Design Guidelines

Urban Surgery: Yorkville 2.0

Toronto’s Yorkville neigh­bour­hood has been the site of a num­ber of Gian­none Petricone’s projects rang­ing from the reimag­i­na­tion of the pub­lic spaces that define Cum­ber­land Ter­race, to sur­gi­cal build­ing inter­ven­tions, and even to inte­ri­or spaces of the 1960’s Man­ulife Cen­tre. Yorkville 2.0 makes a case for ‘City is in the Details’ from “Base” to “Mid­dle” to “Top.”

As a series of inter­ven­tions at a vari­ety of scales, these projects car­ry an inher­ent atti­tude, a defined and some­what artic­u­late val­u­a­tion of both the exist­ing and his­toric rich­ness of the neigh­bour­hood, as well as the latent oppor­tu­ni­ties intrin­sic to a range of scales here.
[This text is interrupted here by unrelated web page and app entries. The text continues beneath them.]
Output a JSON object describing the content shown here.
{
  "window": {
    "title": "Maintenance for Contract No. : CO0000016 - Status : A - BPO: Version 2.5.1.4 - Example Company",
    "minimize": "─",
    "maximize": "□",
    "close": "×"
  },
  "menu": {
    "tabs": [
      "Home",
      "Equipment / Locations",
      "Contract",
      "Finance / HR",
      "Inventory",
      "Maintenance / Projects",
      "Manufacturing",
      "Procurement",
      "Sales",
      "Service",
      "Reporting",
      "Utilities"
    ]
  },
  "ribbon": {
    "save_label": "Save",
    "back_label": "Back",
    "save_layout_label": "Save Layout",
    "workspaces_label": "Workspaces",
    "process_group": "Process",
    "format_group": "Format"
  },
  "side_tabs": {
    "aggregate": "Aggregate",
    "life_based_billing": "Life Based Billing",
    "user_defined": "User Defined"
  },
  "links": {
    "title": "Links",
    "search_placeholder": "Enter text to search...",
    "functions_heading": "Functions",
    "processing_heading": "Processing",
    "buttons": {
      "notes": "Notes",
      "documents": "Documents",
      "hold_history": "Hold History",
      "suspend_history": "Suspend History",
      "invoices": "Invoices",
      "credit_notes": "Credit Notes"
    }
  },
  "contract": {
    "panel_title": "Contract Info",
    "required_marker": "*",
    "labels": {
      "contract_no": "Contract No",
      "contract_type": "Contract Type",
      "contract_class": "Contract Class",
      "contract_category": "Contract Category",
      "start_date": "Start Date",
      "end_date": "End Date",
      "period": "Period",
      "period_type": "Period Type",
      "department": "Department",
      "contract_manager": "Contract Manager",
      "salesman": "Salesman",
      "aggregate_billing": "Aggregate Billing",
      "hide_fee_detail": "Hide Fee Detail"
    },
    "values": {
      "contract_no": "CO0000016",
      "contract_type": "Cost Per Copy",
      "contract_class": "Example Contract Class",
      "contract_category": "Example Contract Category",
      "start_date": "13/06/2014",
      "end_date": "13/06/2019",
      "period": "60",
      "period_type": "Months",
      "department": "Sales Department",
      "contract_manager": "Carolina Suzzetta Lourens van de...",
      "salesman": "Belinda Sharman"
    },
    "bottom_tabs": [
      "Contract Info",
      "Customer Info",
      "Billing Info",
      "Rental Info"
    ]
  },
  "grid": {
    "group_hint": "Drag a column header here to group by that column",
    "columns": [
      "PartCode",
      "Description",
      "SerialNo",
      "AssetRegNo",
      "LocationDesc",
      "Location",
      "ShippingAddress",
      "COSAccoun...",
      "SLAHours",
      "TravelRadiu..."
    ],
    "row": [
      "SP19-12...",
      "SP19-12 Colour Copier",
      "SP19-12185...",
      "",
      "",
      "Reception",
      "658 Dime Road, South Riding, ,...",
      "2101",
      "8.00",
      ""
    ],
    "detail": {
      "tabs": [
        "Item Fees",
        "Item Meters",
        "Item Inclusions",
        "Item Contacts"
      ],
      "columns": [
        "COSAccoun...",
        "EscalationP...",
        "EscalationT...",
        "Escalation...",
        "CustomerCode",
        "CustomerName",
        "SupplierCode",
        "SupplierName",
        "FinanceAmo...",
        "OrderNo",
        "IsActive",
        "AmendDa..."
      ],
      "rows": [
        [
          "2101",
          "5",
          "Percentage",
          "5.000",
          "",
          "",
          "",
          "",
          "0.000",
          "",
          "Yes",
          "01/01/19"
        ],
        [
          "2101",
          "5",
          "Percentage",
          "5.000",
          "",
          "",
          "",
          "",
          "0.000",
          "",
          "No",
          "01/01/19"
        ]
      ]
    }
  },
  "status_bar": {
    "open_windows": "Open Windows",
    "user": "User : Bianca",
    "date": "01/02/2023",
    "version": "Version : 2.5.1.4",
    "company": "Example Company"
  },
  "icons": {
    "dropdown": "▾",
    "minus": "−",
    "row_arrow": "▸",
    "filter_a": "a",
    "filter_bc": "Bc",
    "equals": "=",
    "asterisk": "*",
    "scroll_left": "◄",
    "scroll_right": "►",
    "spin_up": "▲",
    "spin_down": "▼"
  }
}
Urban Surgery: Yorkville 2.0 exam­ines the urban impli­ca­tions of nudg­ing the scale and den­si­ty dis­tri­b­u­tion with infill projects such as 80–82 Bloor, 771 Yonge Street, and 321 Dav­en­port, as well as new tex­tures at the pedes­tri­an scale. When these tall projects hit the ground and expand to a redesigned Cum­ber­land Ter­race, what hangs in the bal­ance is a less than sys­tem­at­ic approach of fine to coarse grain inter­ven­tions from street to sky.
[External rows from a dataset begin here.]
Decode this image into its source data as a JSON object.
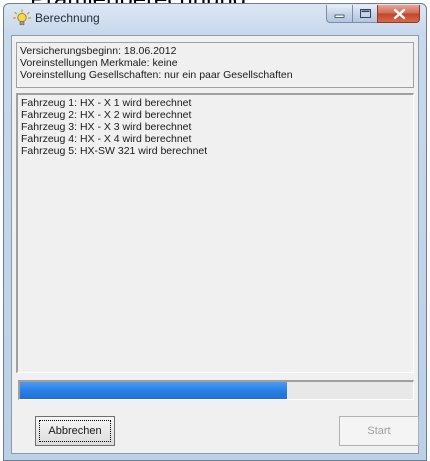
{
  "background": {
    "clipped_title": "Prämienberechnung:"
  },
  "window": {
    "title": "Berechnung",
    "icon": "lightbulb-icon",
    "controls": {
      "minimize_icon": "minimize-icon",
      "maximize_icon": "maximize-icon",
      "close_icon": "close-icon",
      "close_color": "#c7452a"
    }
  },
  "info": {
    "lines": [
      "Versicherungsbeginn: 18.06.2012",
      "Voreinstellungen Merkmale: keine",
      "Voreinstellung Gesellschaften: nur ein paar Gesellschaften"
    ]
  },
  "log": {
    "lines": [
      "Fahrzeug 1: HX - X 1 wird berechnet",
      "Fahrzeug 2: HX - X 2 wird berechnet",
      "Fahrzeug 3: HX - X 3 wird berechnet",
      "Fahrzeug 4: HX - X 4 wird berechnet",
      "Fahrzeug 5: HX-SW 321 wird berechnet"
    ]
  },
  "progress": {
    "fraction": 0.68,
    "color": "#2a7fe6"
  },
  "buttons": {
    "cancel_label": "Abbrechen",
    "start_label": "Start",
    "start_enabled": false
  }
}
771 Yonge: At its base, a 19th C. her­itage struc­ture cre­ates an under­stood street scale. In the mid­dle, ‘glass state’ bal­cony box­es as closed and open log­gias. At the top, pin wheel rota­tion cap­tures south and west axes between exist­ing tow­ers.

Cum­ber­land Ter­race: At its base, an out­door pub­lic park and paved pedes­tri­an laneways cov­ered by a gauzy ceil­ing of light; while the square rein­vig­o­rates the sur­round­ing Vic­to­ri­an rem­nants and draws them into focus. In the mid­dle, var­i­ous mul­ti-sto­ry por­ti­coes cul­mi­nate into two tow­ers that anchor each end of the block. At the top, future obser­va­tion decks min­gle with mechan­i­cal pent­hous­es designed to be viewed from sky­ward neigh­bours.

Eataly & Over the Rain­bow: At its base, sewn into the icon­ic, 1960’s Man­ulife Cen­tre are lin­ings of wood, ter­raz­zo, forged met­al, and felt.

80–82 Bloor: At the base, the podi­um is stitched and tai­lored to the exist­ing street relat­ed fab­ric. In the mid­dle, a tex­tile that drapes, tucks, and pleats over an oth­er­wise orthog­o­nal vol­ume. At the top, the “fringe” of the glass tex­tile tapers to pro­nounce a strong uni­fied iden­ti­ty on the city sky­line.

Three Twen­ty One Dav­en­port: At its base, con­trolled and ‘tucked’ against the res­i­den­tial neigh­bours, and volup­tuous and ‘untucked’ at the curv­ing main street. In the mid­dle, new datum lines are defined by the archi­tec­tur­al ele­ments to set the scale for future infill of the midrise devel­op­ment along Dav­en­port Road.